(Interface dataset entries)
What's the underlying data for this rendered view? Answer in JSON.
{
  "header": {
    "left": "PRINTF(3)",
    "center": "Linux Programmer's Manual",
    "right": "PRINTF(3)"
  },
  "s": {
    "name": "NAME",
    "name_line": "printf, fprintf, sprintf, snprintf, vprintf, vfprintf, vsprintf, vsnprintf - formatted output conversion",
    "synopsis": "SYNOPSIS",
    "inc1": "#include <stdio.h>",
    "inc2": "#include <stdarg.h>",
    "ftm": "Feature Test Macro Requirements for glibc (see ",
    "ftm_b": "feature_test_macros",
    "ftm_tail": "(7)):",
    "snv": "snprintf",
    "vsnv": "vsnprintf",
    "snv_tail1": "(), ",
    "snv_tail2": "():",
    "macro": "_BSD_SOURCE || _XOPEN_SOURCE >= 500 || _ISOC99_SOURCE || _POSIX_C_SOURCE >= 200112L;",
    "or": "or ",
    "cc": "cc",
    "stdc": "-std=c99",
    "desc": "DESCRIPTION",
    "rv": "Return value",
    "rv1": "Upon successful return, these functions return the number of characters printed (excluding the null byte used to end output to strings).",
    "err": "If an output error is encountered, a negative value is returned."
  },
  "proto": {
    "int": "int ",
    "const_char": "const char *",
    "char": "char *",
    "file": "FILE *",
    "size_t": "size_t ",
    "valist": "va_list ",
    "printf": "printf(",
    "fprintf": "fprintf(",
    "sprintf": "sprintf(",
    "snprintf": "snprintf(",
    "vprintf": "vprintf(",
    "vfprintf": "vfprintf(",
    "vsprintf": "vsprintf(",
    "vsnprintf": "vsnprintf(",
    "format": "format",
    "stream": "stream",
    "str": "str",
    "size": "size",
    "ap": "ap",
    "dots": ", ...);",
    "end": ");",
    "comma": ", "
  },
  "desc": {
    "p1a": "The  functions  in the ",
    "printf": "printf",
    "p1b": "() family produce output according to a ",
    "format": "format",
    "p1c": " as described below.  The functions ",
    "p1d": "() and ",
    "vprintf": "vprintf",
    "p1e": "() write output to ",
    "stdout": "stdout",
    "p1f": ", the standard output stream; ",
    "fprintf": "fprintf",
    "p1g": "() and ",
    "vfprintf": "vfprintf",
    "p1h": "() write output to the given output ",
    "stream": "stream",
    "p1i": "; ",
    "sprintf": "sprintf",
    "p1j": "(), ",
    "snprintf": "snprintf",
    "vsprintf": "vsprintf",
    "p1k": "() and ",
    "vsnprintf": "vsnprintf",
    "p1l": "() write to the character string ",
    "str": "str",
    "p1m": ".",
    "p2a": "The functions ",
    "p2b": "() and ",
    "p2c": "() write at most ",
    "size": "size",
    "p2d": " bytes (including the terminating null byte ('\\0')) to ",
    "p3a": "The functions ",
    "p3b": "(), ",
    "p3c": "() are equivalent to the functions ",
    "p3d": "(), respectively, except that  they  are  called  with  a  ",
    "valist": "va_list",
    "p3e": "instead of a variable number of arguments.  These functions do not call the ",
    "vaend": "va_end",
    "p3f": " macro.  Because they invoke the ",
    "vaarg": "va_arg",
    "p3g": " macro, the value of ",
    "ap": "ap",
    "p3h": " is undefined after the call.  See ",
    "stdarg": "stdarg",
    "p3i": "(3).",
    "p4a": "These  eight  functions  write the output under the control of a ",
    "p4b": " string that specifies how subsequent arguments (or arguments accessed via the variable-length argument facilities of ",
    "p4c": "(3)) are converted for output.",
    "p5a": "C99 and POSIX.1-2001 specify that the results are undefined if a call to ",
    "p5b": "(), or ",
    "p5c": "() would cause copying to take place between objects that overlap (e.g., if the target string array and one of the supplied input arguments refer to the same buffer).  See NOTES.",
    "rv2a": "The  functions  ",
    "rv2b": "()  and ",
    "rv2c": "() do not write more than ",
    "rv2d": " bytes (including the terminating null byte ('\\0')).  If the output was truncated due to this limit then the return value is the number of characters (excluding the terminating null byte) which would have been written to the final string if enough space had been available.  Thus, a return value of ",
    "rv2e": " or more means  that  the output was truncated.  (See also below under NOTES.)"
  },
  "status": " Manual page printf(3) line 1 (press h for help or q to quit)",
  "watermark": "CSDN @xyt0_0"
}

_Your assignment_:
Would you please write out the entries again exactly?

_Exercise output_:
What's the underlying data for this rendered view? Answer in JSON.
{
  "header": {
    "left": "PRINTF(3)",
    "center": "Linux Programmer's Manual",
    "right": "PRINTF(3)"
  },
  "s": {
    "name": "NAME",
    "name_line": "printf, fprintf, sprintf, snprintf, vprintf, vfprintf, vsprintf, vsnprintf - formatted output conversion",
    "synopsis": "SYNOPSIS",
    "inc1": "#include <stdio.h>",
    "inc2": "#include <stdarg.h>",
    "ftm": "Feature Test Macro Requirements for glibc (see ",
    "ftm_b": "feature_test_macros",
    "ftm_tail": "(7)):",
    "snv": "snprintf",
    "vsnv": "vsnprintf",
    "snv_tail1": "(), ",
    "snv_tail2": "():",
    "macro": "_BSD_SOURCE || _XOPEN_SOURCE >= 500 || _ISOC99_SOURCE || _POSIX_C_SOURCE >= 200112L;",
    "or": "or ",
    "cc": "cc",
    "stdc": "-std=c99",
    "desc": "DESCRIPTION",
    "rv": "Return value",
    "rv1": "Upon successful return, these functions return the number of characters printed (excluding the null byte used to end output to strings).",
    "err": "If an output error is encountered, a negative value is returned."
  },
  "proto": {
    "int": "int ",
    "const_char": "const char *",
    "char": "char *",
    "file": "FILE *",
    "size_t": "size_t ",
    "valist": "va_list ",
    "printf": "printf(",
    "fprintf": "fprintf(",
    "sprintf": "sprintf(",
    "snprintf": "snprintf(",
    "vprintf": "vprintf(",
    "vfprintf": "vfprintf(",
    "vsprintf": "vsprintf(",
    "vsnprintf": "vsnprintf(",
    "format": "format",
    "stream": "stream",
    "str": "str",
    "size": "size",
    "ap": "ap",
    "dots": ", ...);",
    "end": ");",
    "comma": ", "
  },
  "desc": {
    "p1a": "The  functions  in the ",
    "printf": "printf",
    "p1b": "() family produce output according to a ",
    "format": "format",
    "p1c": " as described below.  The functions ",
    "p1d": "() and ",
    "vprintf": "vprintf",
    "p1e": "() write output to ",
    "stdout": "stdout",
    "p1f": ", the standard output stream; ",
    "fprintf": "fprintf",
    "p1g": "() and ",
    "vfprintf": "vfprintf",
    "p1h": "() write output to the given output ",
    "stream": "stream",
    "p1i": "; ",
    "sprintf": "sprintf",
    "p1j": "(), ",
    "snprintf": "snprintf",
    "vsprintf": "vsprintf",
    "p1k": "() and ",
    "vsnprintf": "vsnprintf",
    "p1l": "() write to the character string ",
    "str": "str",
    "p1m": ".",
    "p2a": "The functions ",
    "p2b": "() and ",
    "p2c": "() write at most ",
    "size": "size",
    "p2d": " bytes (including the terminating null byte ('\\0')) to ",
    "p3a": "The functions ",
    "p3b": "(), ",
    "p3c": "() are equivalent to the functions ",
    "p3d": "(), respectively, except that  they  are  called  with  a  ",
    "valist": "va_list",
    "p3e": "instead of a variable number of arguments.  These functions do not call the ",
    "vaend": "va_end",
    "p3f": " macro.  Because they invoke the ",
    "vaarg": "va_arg",
    "p3g": " macro, the value of ",
    "ap": "ap",
    "p3h": " is undefined after the call.  See ",
    "stdarg": "stdarg",
    "p3i": "(3).",
    "p4a": "These  eight  functions  write the output under the control of a ",
    "p4b": " string that specifies how subsequent arguments (or arguments accessed via the variable-length argument facilities of ",
    "p4c": "(3)) are converted for output.",
    "p5a": "C99 and POSIX.1-2001 specify that the results are undefined if a call to ",
    "p5b": "(), or ",
    "p5c": "() would cause copying to take place between objects that overlap (e.g., if the target string array and one of the supplied input arguments refer to the same buffer).  See NOTES.",
    "rv2a": "The  functions  ",
    "rv2b": "()  and ",
    "rv2c": "() do not write more than ",
    "rv2d": " bytes (including the terminating null byte ('\\0')).  If the output was truncated due to this limit then the return value is the number of characters (excluding the terminating null byte) which would have been written to the final string if enough space had been available.  Thus, a return value of ",
    "rv2e": " or more means  that  the output was truncated.  (See also below under NOTES.)"
  },
  "status": " Manual page printf(3) line 1 (press h for help or q to quit)",
  "watermark": "CSDN @xyt0_0"
}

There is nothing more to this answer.